Outside the classroom, student violent writing often occurs online in instant messages, texting and social media postings that target peers or adults at school. “Courts across the country are divided” on whether schools can discipline students for writings outside school, Oltman reports. One U.S. Federal Court of Appeals protected expression in two cases in 2010, both involving students’ MySpace parody pages that insulted school principals.
Although cyberbullying happens online, school administrators can discipline student perpetrators if the writing is threatening or “disturbs the educational process.” Effects on victims can be crushing; there’s a limitless audience and no escape at school or home. The cyberbully often remains anonymous. Researchers who have studied the use of school-wide cyberbullying prevention programs recommend them as effective.
Online or on paper, violent writings that target teachers or school administrators are difficult to endure. Oltman counsels how to cope with situations such as an Arizona teacher’s cruel harassment by her junior high students, who listed methods for killing her. Administrators must have a clear plan for handling students’ violent writing incidents while protecting student rights and safety. Teachers must explain to students that “violent, graphic, obscene, or disruptive writing” will be forwarded to the administration. Administrators and faculty can create “a mock student violent writing episode” and practice their responses to work out kinks.
Revealing the gravity of such situations, Oltman provides a sample threat assessment form and an eight-step technique to analyze students’ violent writings. The writer is interviewed about his motivations. Questions are included for parents and the person who discovered the writing, along with directions for consulting with mental health or law enforcement personnel.
Formatted for easy reference, this book has bold headings, bullet points and summaries. Oltman’s clear focus is not well served by long paragraphs that obscure valuable information, but the index helps, and Oltman’s authority for her topic rewards study. Every chapter lists a wealth of positive strategies to use with students: Grades K-6 could earn Good Citizenship awards, for example, while grades 7-12 might enter poster contests promoting First Amendment principles. Chapters end with questions that prompt action or reflection, such as: “What are you doing to combat cyberbullying?” and “Are you emotionally prepared to respond to a student violent writing incident?”
In a concluding plea for action, Oltman writes, “All student violent writing will require some type of response, from a brief investigation by a classroom teacher to a thorough review by law enforcement.” Urging every school to have a protocol in place before an incident occurs, she also recommends conflict-resolution sessions for all students.

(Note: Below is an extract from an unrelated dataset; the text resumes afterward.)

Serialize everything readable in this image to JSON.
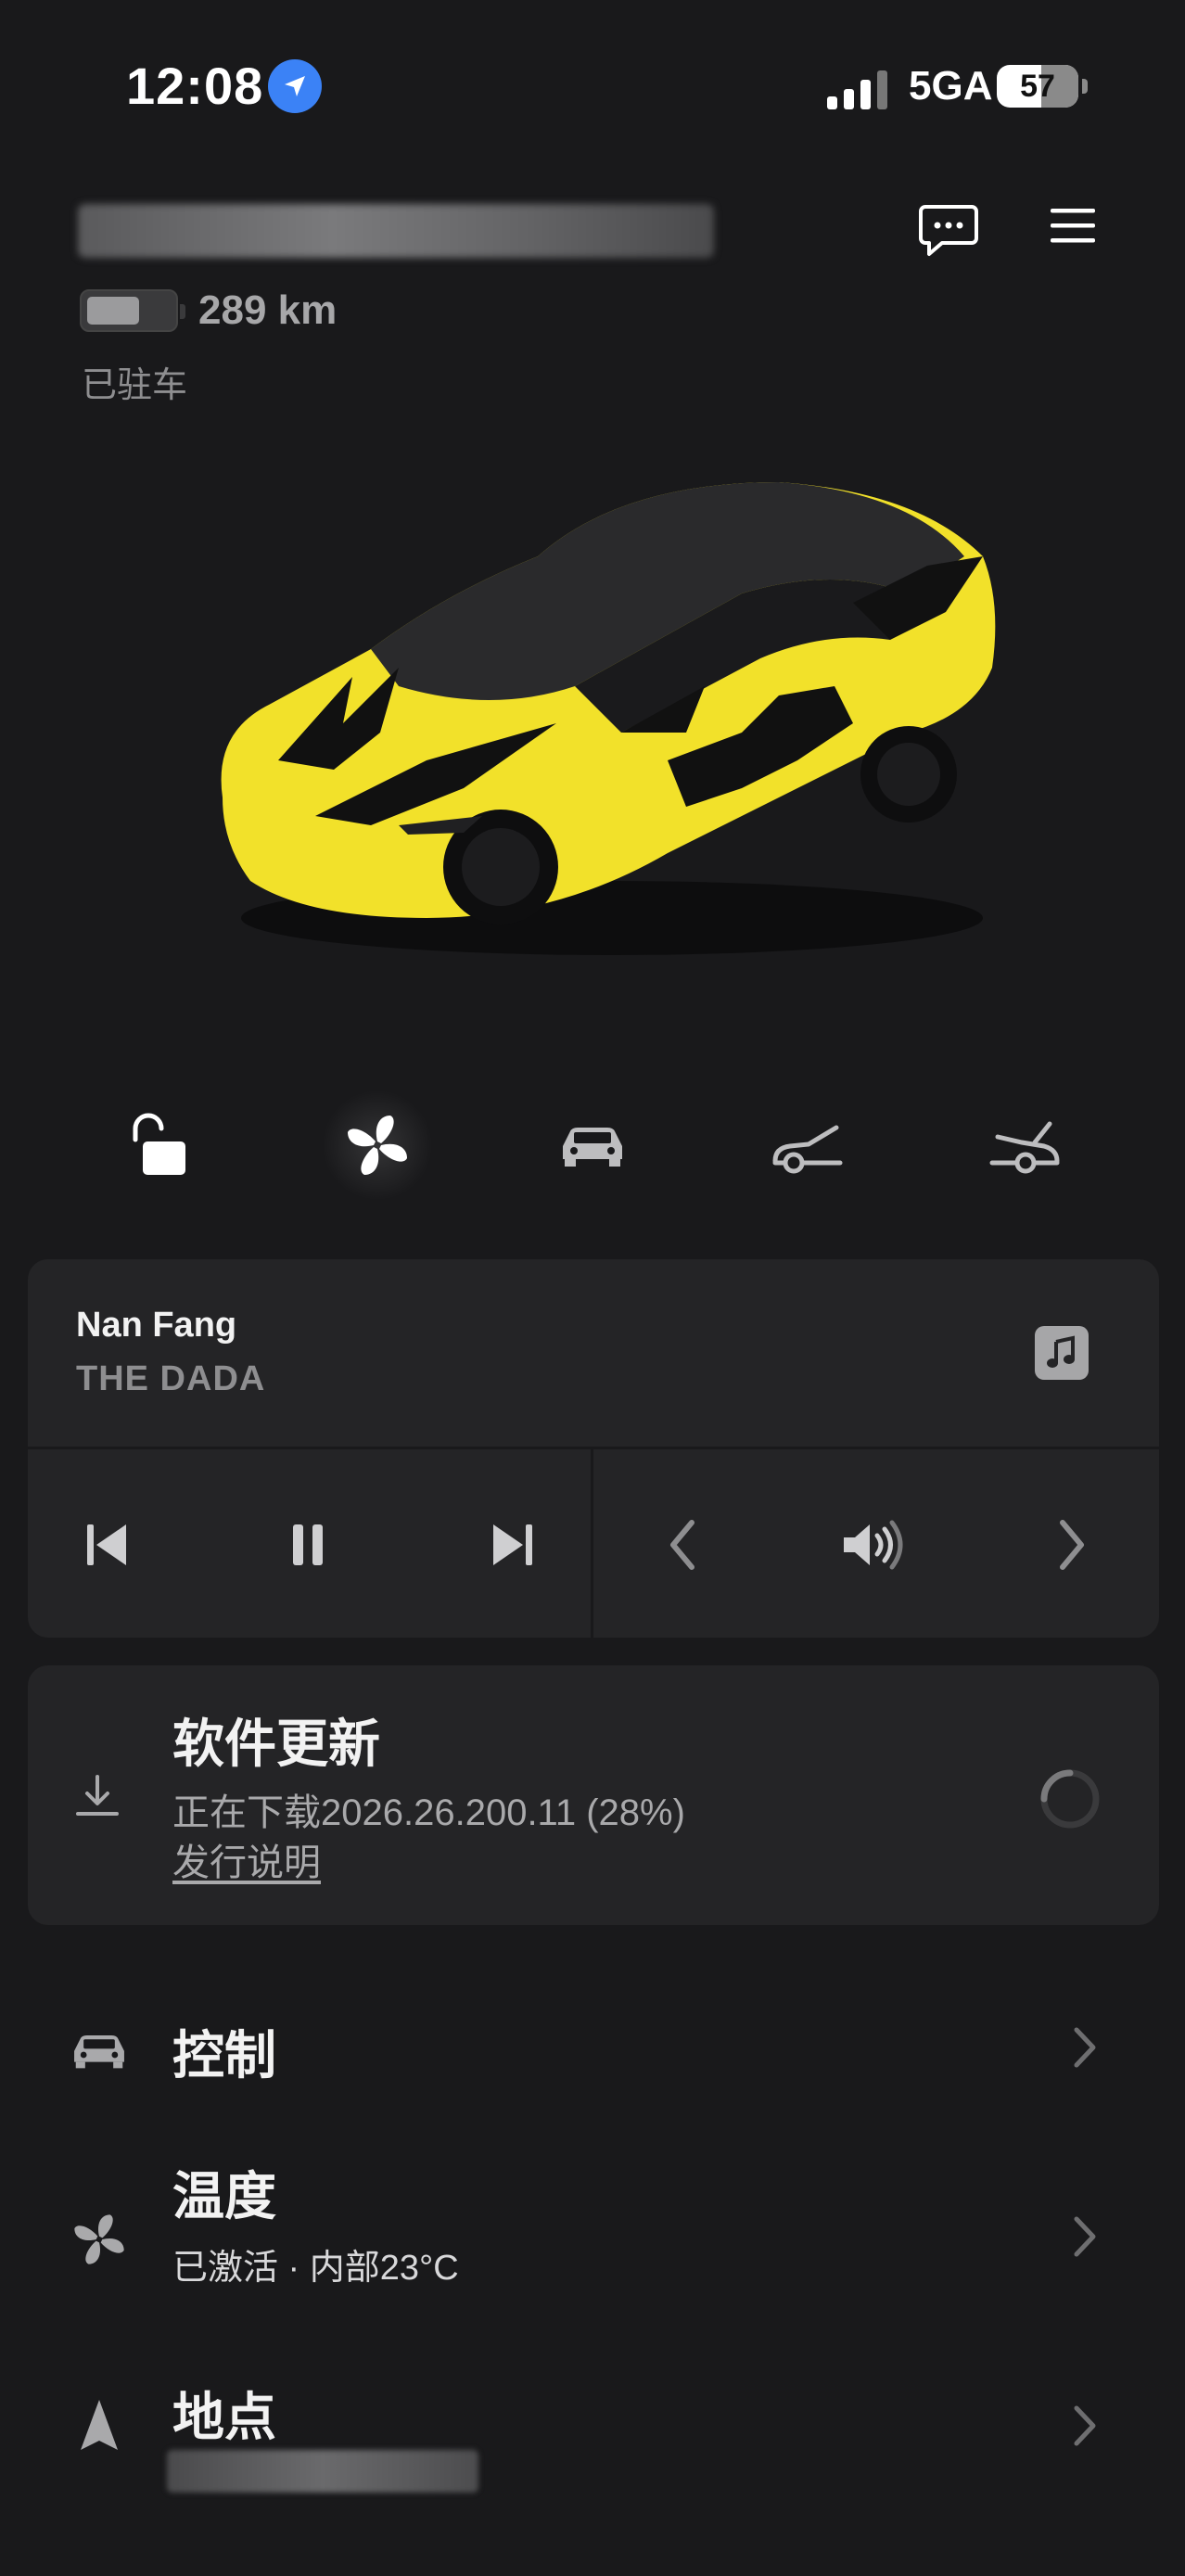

Outside schools, anyone who connects with youth – parents, mental health counselors and leaders of after-school programs or youth organizations – can become aware of the signs and dynamics in students’ violent writing. Oltman’s advocacy for youth is contagious.